*What is required*.
Take each line of the data that contains the string "kind" and copy it.

*Records for the exercise*.
----------

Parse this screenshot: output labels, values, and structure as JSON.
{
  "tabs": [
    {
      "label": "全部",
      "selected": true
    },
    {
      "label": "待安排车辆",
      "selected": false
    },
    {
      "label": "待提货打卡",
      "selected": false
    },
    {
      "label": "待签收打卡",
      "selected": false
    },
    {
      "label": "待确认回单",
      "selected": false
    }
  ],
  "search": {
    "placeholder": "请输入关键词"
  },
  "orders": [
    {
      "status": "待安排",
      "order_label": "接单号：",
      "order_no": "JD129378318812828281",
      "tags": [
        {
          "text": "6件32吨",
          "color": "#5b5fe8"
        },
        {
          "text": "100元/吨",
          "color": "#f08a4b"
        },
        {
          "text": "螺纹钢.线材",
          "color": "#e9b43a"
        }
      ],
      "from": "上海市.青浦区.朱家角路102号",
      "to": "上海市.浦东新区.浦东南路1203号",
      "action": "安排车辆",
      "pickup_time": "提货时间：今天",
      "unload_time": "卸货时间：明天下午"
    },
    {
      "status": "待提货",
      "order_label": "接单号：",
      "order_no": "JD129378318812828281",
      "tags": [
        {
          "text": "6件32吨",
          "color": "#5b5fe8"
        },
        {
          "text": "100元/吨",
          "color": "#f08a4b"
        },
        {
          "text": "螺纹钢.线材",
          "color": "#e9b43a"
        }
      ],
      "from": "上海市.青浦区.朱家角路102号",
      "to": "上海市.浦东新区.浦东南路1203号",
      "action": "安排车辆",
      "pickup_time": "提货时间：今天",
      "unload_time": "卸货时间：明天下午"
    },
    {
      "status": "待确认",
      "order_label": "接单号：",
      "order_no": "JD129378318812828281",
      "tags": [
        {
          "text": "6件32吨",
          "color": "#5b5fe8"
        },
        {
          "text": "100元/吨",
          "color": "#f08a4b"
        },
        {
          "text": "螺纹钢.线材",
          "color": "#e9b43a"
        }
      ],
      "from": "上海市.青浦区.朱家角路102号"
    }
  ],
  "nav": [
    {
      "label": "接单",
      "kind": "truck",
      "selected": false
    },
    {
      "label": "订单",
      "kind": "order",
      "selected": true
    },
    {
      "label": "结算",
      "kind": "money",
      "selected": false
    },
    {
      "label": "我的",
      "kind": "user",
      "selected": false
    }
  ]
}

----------

*Answer section*.
      "kind": "truck",
      "kind": "order",
      "kind": "money",
      "kind": "user",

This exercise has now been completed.